**Assignment**
Among the entries, find the lines with the string "веществ" and report them.
:: Records to process ::
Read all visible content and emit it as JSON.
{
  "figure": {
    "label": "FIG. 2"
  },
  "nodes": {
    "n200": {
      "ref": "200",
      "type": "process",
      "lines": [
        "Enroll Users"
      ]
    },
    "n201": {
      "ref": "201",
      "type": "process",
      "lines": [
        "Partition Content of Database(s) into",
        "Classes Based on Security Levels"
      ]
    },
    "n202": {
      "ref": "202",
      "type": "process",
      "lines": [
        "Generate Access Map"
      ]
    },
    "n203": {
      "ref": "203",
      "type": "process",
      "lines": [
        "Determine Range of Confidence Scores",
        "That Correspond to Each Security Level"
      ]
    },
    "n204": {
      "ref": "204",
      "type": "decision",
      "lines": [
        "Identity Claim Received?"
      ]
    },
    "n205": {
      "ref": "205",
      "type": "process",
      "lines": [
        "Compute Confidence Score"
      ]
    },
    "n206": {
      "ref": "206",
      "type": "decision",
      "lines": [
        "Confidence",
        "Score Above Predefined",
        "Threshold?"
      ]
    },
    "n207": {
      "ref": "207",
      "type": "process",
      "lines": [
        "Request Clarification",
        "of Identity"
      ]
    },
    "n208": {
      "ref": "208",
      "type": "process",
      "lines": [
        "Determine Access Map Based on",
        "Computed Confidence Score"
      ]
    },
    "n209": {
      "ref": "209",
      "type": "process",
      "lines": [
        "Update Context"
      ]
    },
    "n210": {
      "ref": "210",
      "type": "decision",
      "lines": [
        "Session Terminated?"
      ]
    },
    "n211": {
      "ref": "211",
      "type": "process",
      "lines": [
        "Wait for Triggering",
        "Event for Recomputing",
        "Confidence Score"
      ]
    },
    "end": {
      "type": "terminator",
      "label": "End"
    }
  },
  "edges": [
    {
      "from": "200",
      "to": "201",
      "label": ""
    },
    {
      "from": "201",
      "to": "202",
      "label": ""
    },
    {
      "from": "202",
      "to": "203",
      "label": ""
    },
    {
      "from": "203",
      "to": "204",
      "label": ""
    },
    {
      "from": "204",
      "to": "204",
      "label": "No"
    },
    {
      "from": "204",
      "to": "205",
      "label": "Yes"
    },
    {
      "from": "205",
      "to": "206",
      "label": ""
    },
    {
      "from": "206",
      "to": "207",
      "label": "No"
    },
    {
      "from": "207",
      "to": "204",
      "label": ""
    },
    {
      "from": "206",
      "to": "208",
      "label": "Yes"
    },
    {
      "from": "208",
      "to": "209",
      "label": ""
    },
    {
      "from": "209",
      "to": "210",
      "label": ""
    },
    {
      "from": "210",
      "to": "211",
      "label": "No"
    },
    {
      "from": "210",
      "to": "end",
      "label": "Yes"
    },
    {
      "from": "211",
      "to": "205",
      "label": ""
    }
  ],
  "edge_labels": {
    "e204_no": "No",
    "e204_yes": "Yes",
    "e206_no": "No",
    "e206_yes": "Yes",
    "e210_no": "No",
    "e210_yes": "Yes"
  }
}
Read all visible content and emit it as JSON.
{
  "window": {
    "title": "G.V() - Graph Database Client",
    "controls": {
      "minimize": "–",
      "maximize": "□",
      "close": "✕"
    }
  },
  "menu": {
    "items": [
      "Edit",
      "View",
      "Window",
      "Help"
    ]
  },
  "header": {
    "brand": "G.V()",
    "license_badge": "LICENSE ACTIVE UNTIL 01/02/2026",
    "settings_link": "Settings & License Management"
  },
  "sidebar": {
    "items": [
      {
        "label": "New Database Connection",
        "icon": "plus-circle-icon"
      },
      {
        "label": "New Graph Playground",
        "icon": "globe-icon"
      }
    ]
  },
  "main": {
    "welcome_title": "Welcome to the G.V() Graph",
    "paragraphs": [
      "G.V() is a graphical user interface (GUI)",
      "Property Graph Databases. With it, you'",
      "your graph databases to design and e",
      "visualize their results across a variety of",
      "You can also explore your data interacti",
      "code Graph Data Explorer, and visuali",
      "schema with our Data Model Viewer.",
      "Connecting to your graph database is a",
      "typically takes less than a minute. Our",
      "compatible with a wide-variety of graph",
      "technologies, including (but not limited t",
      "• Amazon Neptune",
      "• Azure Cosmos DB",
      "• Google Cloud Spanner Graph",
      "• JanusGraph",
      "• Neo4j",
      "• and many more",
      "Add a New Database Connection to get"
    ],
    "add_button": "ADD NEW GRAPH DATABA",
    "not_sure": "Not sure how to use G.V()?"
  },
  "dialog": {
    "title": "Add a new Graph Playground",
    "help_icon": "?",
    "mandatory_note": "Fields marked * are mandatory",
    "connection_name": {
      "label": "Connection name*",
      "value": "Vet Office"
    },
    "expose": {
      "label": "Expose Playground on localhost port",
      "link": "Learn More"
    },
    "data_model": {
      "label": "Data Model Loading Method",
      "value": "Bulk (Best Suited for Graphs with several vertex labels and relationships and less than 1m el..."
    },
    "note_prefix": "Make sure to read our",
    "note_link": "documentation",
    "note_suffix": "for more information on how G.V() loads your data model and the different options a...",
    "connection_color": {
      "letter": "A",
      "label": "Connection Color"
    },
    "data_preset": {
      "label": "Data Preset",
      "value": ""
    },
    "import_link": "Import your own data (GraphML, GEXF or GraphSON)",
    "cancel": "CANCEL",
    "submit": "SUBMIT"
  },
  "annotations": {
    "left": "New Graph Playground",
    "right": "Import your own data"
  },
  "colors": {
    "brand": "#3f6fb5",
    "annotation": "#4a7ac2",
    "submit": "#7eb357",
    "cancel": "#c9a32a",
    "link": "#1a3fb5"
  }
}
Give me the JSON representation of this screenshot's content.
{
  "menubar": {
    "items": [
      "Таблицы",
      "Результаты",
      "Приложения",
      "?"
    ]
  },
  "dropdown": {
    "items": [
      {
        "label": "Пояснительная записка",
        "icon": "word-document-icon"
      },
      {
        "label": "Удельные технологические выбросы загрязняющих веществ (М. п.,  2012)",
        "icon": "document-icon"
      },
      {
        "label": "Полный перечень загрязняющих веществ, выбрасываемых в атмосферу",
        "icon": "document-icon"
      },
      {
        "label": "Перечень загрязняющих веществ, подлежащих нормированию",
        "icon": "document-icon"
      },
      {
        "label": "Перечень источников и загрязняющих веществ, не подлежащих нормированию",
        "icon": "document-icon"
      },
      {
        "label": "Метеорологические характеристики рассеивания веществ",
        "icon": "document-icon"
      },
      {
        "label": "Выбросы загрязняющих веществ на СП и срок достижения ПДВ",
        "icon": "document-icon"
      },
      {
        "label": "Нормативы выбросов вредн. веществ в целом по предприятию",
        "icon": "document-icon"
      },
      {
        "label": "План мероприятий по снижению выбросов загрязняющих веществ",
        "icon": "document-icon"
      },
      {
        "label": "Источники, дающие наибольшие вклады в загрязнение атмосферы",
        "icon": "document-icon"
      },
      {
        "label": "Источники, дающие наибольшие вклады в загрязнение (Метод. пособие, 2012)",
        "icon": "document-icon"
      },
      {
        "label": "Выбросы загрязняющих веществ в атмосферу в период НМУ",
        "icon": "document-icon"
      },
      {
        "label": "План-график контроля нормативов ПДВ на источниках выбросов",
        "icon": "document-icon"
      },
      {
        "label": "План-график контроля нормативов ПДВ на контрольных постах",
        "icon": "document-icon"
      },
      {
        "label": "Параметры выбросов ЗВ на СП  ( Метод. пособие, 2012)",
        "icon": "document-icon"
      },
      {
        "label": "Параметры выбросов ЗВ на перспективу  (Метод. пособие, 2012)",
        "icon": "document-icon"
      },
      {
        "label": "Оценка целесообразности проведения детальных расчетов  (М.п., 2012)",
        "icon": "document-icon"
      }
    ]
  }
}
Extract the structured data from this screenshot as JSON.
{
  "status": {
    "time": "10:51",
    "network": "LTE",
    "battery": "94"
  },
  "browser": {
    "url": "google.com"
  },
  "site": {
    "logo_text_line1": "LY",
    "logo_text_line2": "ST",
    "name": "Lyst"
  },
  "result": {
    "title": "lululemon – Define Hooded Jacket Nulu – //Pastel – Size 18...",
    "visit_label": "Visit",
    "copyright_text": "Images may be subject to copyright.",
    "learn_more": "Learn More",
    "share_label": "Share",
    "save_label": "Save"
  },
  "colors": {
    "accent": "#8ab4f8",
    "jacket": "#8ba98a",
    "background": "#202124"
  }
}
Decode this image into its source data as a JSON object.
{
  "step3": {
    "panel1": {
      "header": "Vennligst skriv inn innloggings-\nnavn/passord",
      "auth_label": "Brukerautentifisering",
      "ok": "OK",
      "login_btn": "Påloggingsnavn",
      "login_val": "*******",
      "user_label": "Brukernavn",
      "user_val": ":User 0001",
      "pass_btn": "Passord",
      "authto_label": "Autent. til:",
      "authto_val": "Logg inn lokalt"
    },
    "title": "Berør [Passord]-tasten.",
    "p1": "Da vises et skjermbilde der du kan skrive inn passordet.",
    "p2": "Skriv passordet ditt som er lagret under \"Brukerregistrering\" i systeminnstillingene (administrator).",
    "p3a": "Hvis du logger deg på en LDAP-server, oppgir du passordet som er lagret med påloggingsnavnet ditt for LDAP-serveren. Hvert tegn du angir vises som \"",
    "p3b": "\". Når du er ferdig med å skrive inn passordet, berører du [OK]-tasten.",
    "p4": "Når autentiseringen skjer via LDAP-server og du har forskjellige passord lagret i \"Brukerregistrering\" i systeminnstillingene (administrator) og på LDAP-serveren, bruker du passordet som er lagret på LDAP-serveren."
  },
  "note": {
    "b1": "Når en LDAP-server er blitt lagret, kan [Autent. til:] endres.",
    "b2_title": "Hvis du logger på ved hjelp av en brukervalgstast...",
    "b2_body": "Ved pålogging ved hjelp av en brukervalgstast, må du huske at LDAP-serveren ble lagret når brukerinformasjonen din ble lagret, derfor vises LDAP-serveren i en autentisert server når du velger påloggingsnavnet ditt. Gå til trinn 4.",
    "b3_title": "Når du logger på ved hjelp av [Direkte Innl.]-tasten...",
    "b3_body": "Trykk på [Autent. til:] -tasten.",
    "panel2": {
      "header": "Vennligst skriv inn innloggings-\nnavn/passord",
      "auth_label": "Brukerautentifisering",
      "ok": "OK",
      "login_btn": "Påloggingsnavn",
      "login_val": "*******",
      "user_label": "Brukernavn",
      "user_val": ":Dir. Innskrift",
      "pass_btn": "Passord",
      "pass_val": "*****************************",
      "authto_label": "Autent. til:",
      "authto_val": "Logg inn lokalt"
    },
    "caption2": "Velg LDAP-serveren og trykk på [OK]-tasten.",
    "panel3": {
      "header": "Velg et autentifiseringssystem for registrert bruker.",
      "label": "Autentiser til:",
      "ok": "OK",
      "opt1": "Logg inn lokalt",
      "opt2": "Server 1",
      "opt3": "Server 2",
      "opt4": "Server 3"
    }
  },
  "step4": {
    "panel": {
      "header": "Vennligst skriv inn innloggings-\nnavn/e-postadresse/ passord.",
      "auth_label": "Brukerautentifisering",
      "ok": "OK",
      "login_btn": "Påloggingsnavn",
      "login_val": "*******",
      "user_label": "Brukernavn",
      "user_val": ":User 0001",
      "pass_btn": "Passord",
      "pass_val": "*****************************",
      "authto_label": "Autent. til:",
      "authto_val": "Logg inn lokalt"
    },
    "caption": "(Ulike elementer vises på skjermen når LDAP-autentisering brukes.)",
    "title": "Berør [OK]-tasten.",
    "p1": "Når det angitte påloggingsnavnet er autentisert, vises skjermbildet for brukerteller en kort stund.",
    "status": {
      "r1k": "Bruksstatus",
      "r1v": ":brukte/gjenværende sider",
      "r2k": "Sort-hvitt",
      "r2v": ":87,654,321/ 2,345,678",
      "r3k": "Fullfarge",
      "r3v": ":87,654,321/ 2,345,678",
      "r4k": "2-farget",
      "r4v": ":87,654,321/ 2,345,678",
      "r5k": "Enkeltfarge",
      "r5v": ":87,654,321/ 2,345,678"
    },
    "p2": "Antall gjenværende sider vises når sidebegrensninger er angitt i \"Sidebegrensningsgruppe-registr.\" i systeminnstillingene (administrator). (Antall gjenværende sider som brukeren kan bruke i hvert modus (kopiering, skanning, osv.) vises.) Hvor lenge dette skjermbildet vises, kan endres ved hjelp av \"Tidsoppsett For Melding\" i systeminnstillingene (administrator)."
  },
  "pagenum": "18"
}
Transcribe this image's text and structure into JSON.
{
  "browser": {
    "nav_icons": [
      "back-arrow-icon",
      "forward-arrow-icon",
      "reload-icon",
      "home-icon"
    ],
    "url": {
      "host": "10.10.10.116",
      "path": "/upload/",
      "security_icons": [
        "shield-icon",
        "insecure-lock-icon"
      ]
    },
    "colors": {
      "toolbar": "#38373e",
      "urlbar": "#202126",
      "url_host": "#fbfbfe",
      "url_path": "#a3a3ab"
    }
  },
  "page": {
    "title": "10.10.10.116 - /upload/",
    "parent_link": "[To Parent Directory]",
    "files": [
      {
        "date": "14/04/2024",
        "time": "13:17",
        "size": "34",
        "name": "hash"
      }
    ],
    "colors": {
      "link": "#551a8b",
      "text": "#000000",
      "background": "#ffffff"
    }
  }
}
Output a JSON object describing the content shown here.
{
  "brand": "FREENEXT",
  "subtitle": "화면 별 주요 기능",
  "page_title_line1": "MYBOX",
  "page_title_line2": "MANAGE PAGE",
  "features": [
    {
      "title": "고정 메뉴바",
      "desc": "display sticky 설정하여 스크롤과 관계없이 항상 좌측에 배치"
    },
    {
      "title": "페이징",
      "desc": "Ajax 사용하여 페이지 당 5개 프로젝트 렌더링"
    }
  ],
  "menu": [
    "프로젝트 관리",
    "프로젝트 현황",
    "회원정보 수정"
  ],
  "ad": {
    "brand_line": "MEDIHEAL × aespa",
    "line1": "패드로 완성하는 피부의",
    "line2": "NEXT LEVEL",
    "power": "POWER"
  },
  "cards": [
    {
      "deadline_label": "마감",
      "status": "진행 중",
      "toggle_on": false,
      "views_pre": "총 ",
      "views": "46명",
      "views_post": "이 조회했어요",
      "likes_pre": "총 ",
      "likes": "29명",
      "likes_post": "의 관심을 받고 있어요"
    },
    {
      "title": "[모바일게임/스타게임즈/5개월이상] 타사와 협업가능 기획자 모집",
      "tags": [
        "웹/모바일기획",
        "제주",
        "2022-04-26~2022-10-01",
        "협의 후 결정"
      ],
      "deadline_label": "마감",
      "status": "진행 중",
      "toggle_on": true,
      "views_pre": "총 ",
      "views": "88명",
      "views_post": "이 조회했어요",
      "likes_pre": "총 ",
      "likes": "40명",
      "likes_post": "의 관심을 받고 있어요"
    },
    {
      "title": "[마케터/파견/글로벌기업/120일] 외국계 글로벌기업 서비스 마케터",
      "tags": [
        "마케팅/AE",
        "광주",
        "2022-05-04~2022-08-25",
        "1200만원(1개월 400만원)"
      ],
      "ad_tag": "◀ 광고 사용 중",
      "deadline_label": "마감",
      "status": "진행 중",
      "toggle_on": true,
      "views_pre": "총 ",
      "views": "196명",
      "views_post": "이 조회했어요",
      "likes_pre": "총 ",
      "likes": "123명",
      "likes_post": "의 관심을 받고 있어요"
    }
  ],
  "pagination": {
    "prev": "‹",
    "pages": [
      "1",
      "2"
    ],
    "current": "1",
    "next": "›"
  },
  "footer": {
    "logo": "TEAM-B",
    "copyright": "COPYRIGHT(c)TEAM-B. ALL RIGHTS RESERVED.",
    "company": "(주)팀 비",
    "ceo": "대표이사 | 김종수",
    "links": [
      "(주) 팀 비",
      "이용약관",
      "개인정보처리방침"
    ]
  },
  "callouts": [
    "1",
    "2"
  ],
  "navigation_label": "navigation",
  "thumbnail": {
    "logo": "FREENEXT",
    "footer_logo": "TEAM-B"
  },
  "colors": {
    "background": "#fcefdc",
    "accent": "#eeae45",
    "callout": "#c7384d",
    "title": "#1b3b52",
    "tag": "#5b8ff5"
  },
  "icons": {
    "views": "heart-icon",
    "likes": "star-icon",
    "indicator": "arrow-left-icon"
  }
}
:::
**Finished task**
        "label": "Удельные технологические выбросы загрязняющих веществ (М. п.,  2012)",
        "label": "Полный перечень загрязняющих веществ, выбрасываемых в атмосферу",
        "label": "Перечень загрязняющих веществ, подлежащих нормированию",
        "label": "Перечень источников и загрязняющих веществ, не подлежащих нормированию",
        "label": "Метеорологические характеристики рассеивания веществ",
        "label": "Выбросы загрязняющих веществ на СП и срок достижения ПДВ",
        "label": "Нормативы выбросов вредн. веществ в целом по предприятию",
        "label": "План мероприятий по снижению выбросов загрязняющих веществ",
        "label": "Выбросы загрязняющих веществ в атмосферу в период НМУ",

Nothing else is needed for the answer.